Several international organizations, citing security concerns, opted out of observing the elections. Our Embassy, however, fielded over twenty teams throughout Pakistan and observed polling stations from Karachi to Peshawar. The Embassy teams from Islamabad travelled as far south as Bahawalpur and PakPattan. Our responsibility was simply to observe the proceedings and make note of any obvious irregularities. Again, things went quite smoothly and we were allowed access to everything we wanted to see and reported very few concerns with the "Free and Fair" elections. Most importantly, to us, all of our teams went out, did their jobs and returned safely.

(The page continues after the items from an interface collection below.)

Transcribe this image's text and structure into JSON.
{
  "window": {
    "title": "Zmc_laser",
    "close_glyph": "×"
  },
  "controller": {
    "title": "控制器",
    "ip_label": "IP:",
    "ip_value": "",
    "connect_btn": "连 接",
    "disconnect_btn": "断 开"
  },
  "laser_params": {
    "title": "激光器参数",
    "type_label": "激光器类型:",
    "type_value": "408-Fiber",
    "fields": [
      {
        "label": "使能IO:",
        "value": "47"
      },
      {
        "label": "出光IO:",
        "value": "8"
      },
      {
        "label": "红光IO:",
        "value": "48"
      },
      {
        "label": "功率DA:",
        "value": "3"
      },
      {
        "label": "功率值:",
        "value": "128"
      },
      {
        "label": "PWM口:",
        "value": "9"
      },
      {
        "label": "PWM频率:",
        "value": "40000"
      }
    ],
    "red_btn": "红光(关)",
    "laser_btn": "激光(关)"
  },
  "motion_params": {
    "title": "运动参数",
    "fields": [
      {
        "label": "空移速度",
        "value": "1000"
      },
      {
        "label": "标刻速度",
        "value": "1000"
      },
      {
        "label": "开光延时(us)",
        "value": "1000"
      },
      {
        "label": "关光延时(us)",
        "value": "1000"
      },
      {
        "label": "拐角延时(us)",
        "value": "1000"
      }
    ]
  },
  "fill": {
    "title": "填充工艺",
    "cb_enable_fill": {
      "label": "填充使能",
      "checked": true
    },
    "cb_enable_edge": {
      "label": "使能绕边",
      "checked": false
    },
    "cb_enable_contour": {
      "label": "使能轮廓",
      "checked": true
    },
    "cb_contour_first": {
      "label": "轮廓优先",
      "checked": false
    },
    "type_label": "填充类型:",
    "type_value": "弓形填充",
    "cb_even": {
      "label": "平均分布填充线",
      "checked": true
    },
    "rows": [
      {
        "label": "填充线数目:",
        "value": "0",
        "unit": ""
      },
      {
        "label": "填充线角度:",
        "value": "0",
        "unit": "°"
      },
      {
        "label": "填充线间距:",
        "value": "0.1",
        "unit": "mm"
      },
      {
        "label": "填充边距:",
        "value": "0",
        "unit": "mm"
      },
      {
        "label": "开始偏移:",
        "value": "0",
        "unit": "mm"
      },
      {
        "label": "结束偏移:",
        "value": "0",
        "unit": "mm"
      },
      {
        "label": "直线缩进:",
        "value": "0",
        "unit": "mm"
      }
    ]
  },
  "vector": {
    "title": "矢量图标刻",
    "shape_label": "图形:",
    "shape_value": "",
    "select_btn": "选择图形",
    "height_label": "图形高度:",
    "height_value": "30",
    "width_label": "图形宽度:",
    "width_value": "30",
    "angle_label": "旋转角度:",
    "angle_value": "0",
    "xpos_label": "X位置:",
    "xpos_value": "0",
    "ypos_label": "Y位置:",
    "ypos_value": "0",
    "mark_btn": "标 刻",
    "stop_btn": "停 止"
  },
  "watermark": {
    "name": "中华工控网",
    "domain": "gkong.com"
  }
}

Leading up to the elections the country was overrun by representatives of the international media. You couldn't kick over a buffalo chip without two or three of them scurrying into the sunlight. Every night they stared solemnly into their cameras and predicted, with grave sincerity, massive bloodshed and loss of life in the days to come. With glycerin tears in their eyes they prayed that Pakistan might somehow avoid the inevitable upcoming tragedy and ratings boost. They oozed sincerity.
Surprisingly, the positive news of Pakistan's peaceful elections has received comparatively little coverage and the media have evaporated like a distasteful odor in a strong breeze.

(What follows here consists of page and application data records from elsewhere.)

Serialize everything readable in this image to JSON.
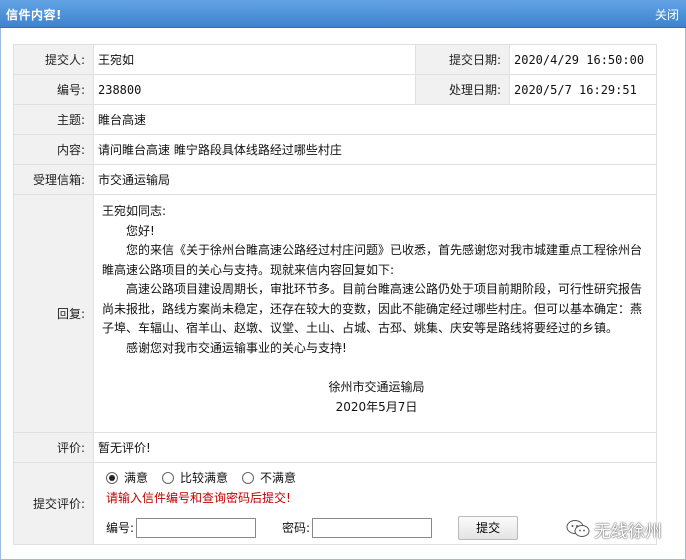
{
  "window": {
    "title": "信件内容!",
    "close_label": "关闭"
  },
  "fields": {
    "submitter_label": "提交人:",
    "submitter": "王宛如",
    "submit_date_label": "提交日期:",
    "submit_date": "2020/4/29 16:50:00",
    "number_label": "编号:",
    "number": "238800",
    "process_date_label": "处理日期:",
    "process_date": "2020/5/7 16:29:51",
    "subject_label": "主题:",
    "subject": "睢台高速",
    "content_label": "内容:",
    "content": "请问睢台高速 睢宁路段具体线路经过哪些村庄",
    "mailbox_label": "受理信箱:",
    "mailbox": "市交通运输局",
    "reply_label": "回复:",
    "evaluation_label": "评价:",
    "evaluation": "暂无评价!",
    "submit_eval_label": "提交评价:"
  },
  "reply": {
    "salutation": "王宛如同志:",
    "greeting": "您好!",
    "p1": "您的来信《关于徐州台睢高速公路经过村庄问题》已收悉，首先感谢您对我市城建重点工程徐州台睢高速公路项目的关心与支持。现就来信内容回复如下:",
    "p2": "高速公路项目建设周期长，审批环节多。目前台睢高速公路仍处于项目前期阶段，可行性研究报告尚未报批，路线方案尚未稳定，还存在较大的变数，因此不能确定经过哪些村庄。但可以基本确定：燕子埠、车辐山、宿羊山、赵墩、议堂、土山、占城、古邳、姚集、庆安等是路线将要经过的乡镇。",
    "p3": "感谢您对我市交通运输事业的关心与支持!",
    "signature": "徐州市交通运输局",
    "date": "2020年5月7日"
  },
  "rating": {
    "options": [
      "满意",
      "比较满意",
      "不满意"
    ],
    "selected": "满意",
    "warning": "请输入信件编号和查询密码后提交!",
    "number_label": "编号:",
    "password_label": "密码:",
    "number_value": "",
    "password_value": "",
    "submit_label": "提交"
  },
  "watermark": {
    "text": "无线徐州",
    "icon": "wechat-icon"
  }
}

I worked in the 'Command Center' and so didn't get to volunteer to take part on an observer team because I was tasked with keeping track of our people in the field. By 'people' I mean, of course, vehicles. As I explained to our drivers in all our pre-election briefings, "We can always get more diplomats, we can't replace the vehicles. Take care of those cars!". Here are a couple of photos of the Command Center which, admittedly, aren't half as interesting as photos of polling stations would have been.
We were in constant communication with all of our teams all day long for the entire three day exercise.

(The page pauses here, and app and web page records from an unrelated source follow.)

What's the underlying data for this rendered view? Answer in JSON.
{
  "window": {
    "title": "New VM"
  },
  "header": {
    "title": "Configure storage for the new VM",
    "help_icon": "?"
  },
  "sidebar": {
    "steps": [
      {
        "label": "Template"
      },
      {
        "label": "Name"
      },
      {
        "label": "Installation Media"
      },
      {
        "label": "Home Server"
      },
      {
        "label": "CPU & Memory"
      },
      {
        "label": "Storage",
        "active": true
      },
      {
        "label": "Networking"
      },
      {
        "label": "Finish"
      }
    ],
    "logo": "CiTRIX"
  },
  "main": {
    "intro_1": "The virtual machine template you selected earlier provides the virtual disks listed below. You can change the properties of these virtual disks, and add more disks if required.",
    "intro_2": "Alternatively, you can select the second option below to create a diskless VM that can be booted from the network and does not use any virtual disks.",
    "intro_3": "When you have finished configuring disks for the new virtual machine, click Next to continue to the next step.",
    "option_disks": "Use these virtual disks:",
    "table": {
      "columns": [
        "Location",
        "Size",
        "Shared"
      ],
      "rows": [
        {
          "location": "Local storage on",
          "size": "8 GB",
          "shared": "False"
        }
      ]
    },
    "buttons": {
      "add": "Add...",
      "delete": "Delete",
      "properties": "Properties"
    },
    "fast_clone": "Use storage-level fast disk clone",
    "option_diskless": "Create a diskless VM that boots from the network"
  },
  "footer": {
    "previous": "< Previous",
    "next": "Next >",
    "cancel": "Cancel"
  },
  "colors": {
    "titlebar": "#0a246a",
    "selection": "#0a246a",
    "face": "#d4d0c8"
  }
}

The cities represented by the clocks on the wall behind me are the direct result of some fairly intensive coin flipping.
This was the cake we had at the Motor Pool 'wheels up' Party.
My guys. The Islamabad U.S. Embassy Motor Pool team.
On a personal note, I submitted my bid list for my next post last Friday. In descending order, I asked for Rome, Athens, Madrid, Paris, Budapest, fifteen other cities and Suva, Fiji as a twenty-first choice. The way it works is that 'High Equity' bidders get assigned first and then everyone else gets what's left. My year in Islamabad qualifies me as a 'High Equity' bidder and I was fairly confident that I would get a post in my top ten, maybe even my top five if I got lucky. With no disrespect intended towards Suva, Fiji, I didn't really expect to have to accept my twenty-first choice and I only put it on the list as a lark.
The postings were announced this morning for the 'High Equity' group and, in recognition of a lifetime of sin and as penance, the Foreign Service has assigned me to Rome for my next job. The Church is already dusting off their "How To Do One Of Those Exorcism Things" books and many clergy are praying for my immediate reassignment to anyplace else. I'll go back to FSI this coming November to begin learning Italian (how tough can it be, I can already say "espresso") and then head off to Rome in August 2009. This will be a two year assignment, with one year as a Consular Officer and the second as an Economic Officer. The only problem with being told about my onward assignment this far in advance is that whenever anyone asks me about things I'm responsible for now, I just look at them and think, "Ok, but what does this have to do with Rome?"
You know, Romulus and Remus, the founders of Rome, were raised by a wolf. Ironic isn't it? I wonder if she ever nibbled on them? So, until next time, Ciao Bella.